* **Exercise instructions**:
Repeat the data exactly, so that every line matches the original.

── Available data ──

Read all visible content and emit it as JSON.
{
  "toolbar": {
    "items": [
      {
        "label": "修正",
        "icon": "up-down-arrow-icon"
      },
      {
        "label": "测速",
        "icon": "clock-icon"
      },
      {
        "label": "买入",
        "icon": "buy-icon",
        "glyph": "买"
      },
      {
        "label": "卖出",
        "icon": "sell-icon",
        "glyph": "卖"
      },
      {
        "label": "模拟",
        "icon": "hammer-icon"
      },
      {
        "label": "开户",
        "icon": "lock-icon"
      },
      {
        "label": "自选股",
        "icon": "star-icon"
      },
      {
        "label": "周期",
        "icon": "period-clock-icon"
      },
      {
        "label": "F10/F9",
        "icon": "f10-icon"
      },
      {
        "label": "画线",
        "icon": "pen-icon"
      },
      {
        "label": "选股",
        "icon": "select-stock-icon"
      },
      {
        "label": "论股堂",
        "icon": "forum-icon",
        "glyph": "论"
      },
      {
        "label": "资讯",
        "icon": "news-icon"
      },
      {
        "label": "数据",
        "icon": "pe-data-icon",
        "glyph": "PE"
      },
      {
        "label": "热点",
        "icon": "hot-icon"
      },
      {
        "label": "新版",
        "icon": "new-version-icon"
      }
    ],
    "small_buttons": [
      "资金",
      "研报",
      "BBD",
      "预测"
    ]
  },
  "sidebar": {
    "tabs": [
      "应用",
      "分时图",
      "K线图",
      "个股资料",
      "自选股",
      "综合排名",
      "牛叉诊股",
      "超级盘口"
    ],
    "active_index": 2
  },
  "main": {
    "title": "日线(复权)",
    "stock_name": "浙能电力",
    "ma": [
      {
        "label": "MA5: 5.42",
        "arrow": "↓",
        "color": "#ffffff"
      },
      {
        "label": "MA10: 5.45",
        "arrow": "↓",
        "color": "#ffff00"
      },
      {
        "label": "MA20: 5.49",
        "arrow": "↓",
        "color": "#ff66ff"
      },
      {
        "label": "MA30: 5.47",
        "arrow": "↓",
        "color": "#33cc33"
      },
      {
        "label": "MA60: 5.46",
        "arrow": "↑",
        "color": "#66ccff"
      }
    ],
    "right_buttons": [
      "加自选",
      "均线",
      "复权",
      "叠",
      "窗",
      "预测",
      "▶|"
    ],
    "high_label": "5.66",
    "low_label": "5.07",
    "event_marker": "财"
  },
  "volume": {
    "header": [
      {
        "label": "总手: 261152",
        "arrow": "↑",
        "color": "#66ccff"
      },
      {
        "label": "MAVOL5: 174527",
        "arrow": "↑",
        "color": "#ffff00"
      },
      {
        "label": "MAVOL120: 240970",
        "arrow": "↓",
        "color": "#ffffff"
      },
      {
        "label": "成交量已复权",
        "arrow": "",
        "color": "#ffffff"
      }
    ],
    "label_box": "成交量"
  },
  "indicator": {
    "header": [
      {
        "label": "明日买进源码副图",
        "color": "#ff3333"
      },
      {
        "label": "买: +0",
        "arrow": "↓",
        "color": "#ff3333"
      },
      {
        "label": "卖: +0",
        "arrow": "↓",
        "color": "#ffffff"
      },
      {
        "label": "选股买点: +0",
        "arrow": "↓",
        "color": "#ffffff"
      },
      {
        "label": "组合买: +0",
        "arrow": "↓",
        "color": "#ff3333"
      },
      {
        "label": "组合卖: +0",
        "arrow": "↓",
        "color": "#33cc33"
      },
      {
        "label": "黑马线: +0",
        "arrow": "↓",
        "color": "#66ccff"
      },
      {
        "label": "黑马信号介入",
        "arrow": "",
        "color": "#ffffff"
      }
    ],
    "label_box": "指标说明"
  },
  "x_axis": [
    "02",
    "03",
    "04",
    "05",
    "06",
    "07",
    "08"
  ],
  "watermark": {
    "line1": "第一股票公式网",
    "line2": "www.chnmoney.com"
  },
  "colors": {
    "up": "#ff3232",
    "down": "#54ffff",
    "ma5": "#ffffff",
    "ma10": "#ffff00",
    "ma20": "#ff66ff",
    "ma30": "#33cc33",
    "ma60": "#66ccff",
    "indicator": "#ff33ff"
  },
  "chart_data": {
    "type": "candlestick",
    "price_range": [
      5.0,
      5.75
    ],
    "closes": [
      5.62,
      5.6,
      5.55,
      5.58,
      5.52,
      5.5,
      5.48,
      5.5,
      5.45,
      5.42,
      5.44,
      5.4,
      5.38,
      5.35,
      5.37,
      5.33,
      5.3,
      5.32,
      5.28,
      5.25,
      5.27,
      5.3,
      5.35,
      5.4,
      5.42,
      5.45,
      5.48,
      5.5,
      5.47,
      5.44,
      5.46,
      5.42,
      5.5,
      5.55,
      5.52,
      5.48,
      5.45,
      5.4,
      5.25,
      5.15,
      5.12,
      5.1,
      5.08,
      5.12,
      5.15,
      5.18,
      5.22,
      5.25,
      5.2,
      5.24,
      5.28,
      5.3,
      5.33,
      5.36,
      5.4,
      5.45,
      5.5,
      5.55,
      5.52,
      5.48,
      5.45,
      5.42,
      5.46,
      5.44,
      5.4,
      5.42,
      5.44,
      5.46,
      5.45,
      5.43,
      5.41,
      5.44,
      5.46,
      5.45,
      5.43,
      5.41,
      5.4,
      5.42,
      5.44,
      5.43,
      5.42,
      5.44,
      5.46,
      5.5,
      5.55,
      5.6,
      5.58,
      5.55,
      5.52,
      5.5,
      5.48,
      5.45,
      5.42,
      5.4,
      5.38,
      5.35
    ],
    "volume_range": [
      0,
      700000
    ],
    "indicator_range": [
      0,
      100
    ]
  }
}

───

* **Expected answer**:
Read all visible content and emit it as JSON.
{
  "toolbar": {
    "items": [
      {
        "label": "修正",
        "icon": "up-down-arrow-icon"
      },
      {
        "label": "测速",
        "icon": "clock-icon"
      },
      {
        "label": "买入",
        "icon": "buy-icon",
        "glyph": "买"
      },
      {
        "label": "卖出",
        "icon": "sell-icon",
        "glyph": "卖"
      },
      {
        "label": "模拟",
        "icon": "hammer-icon"
      },
      {
        "label": "开户",
        "icon": "lock-icon"
      },
      {
        "label": "自选股",
        "icon": "star-icon"
      },
      {
        "label": "周期",
        "icon": "period-clock-icon"
      },
      {
        "label": "F10/F9",
        "icon": "f10-icon"
      },
      {
        "label": "画线",
        "icon": "pen-icon"
      },
      {
        "label": "选股",
        "icon": "select-stock-icon"
      },
      {
        "label": "论股堂",
        "icon": "forum-icon",
        "glyph": "论"
      },
      {
        "label": "资讯",
        "icon": "news-icon"
      },
      {
        "label": "数据",
        "icon": "pe-data-icon",
        "glyph": "PE"
      },
      {
        "label": "热点",
        "icon": "hot-icon"
      },
      {
        "label": "新版",
        "icon": "new-version-icon"
      }
    ],
    "small_buttons": [
      "资金",
      "研报",
      "BBD",
      "预测"
    ]
  },
  "sidebar": {
    "tabs": [
      "应用",
      "分时图",
      "K线图",
      "个股资料",
      "自选股",
      "综合排名",
      "牛叉诊股",
      "超级盘口"
    ],
    "active_index": 2
  },
  "main": {
    "title": "日线(复权)",
    "stock_name": "浙能电力",
    "ma": [
      {
        "label": "MA5: 5.42",
        "arrow": "↓",
        "color": "#ffffff"
      },
      {
        "label": "MA10: 5.45",
        "arrow": "↓",
        "color": "#ffff00"
      },
      {
        "label": "MA20: 5.49",
        "arrow": "↓",
        "color": "#ff66ff"
      },
      {
        "label": "MA30: 5.47",
        "arrow": "↓",
        "color": "#33cc33"
      },
      {
        "label": "MA60: 5.46",
        "arrow": "↑",
        "color": "#66ccff"
      }
    ],
    "right_buttons": [
      "加自选",
      "均线",
      "复权",
      "叠",
      "窗",
      "预测",
      "▶|"
    ],
    "high_label": "5.66",
    "low_label": "5.07",
    "event_marker": "财"
  },
  "volume": {
    "header": [
      {
        "label": "总手: 261152",
        "arrow": "↑",
        "color": "#66ccff"
      },
      {
        "label": "MAVOL5: 174527",
        "arrow": "↑",
        "color": "#ffff00"
      },
      {
        "label": "MAVOL120: 240970",
        "arrow": "↓",
        "color": "#ffffff"
      },
      {
        "label": "成交量已复权",
        "arrow": "",
        "color": "#ffffff"
      }
    ],
    "label_box": "成交量"
  },
  "indicator": {
    "header": [
      {
        "label": "明日买进源码副图",
        "color": "#ff3333"
      },
      {
        "label": "买: +0",
        "arrow": "↓",
        "color": "#ff3333"
      },
      {
        "label": "卖: +0",
        "arrow": "↓",
        "color": "#ffffff"
      },
      {
        "label": "选股买点: +0",
        "arrow": "↓",
        "color": "#ffffff"
      },
      {
        "label": "组合买: +0",
        "arrow": "↓",
        "color": "#ff3333"
      },
      {
        "label": "组合卖: +0",
        "arrow": "↓",
        "color": "#33cc33"
      },
      {
        "label": "黑马线: +0",
        "arrow": "↓",
        "color": "#66ccff"
      },
      {
        "label": "黑马信号介入",
        "arrow": "",
        "color": "#ffffff"
      }
    ],
    "label_box": "指标说明"
  },
  "x_axis": [
    "02",
    "03",
    "04",
    "05",
    "06",
    "07",
    "08"
  ],
  "watermark": {
    "line1": "第一股票公式网",
    "line2": "www.chnmoney.com"
  },
  "colors": {
    "up": "#ff3232",
    "down": "#54ffff",
    "ma5": "#ffffff",
    "ma10": "#ffff00",
    "ma20": "#ff66ff",
    "ma30": "#33cc33",
    "ma60": "#66ccff",
    "indicator": "#ff33ff"
  },
  "chart_data": {
    "type": "candlestick",
    "price_range": [
      5.0,
      5.75
    ],
    "closes": [
      5.62,
      5.6,
      5.55,
      5.58,
      5.52,
      5.5,
      5.48,
      5.5,
      5.45,
      5.42,
      5.44,
      5.4,
      5.38,
      5.35,
      5.37,
      5.33,
      5.3,
      5.32,
      5.28,
      5.25,
      5.27,
      5.3,
      5.35,
      5.4,
      5.42,
      5.45,
      5.48,
      5.5,
      5.47,
      5.44,
      5.46,
      5.42,
      5.5,
      5.55,
      5.52,
      5.48,
      5.45,
      5.4,
      5.25,
      5.15,
      5.12,
      5.1,
      5.08,
      5.12,
      5.15,
      5.18,
      5.22,
      5.25,
      5.2,
      5.24,
      5.28,
      5.3,
      5.33,
      5.36,
      5.4,
      5.45,
      5.5,
      5.55,
      5.52,
      5.48,
      5.45,
      5.42,
      5.46,
      5.44,
      5.4,
      5.42,
      5.44,
      5.46,
      5.45,
      5.43,
      5.41,
      5.44,
      5.46,
      5.45,
      5.43,
      5.41,
      5.4,
      5.42,
      5.44,
      5.43,
      5.42,
      5.44,
      5.46,
      5.5,
      5.55,
      5.6,
      5.58,
      5.55,
      5.52,
      5.5,
      5.48,
      5.45,
      5.42,
      5.4,
      5.38,
      5.35
    ],
    "volume_range": [
      0,
      700000
    ],
    "indicator_range": [
      0,
      100
    ]
  }
}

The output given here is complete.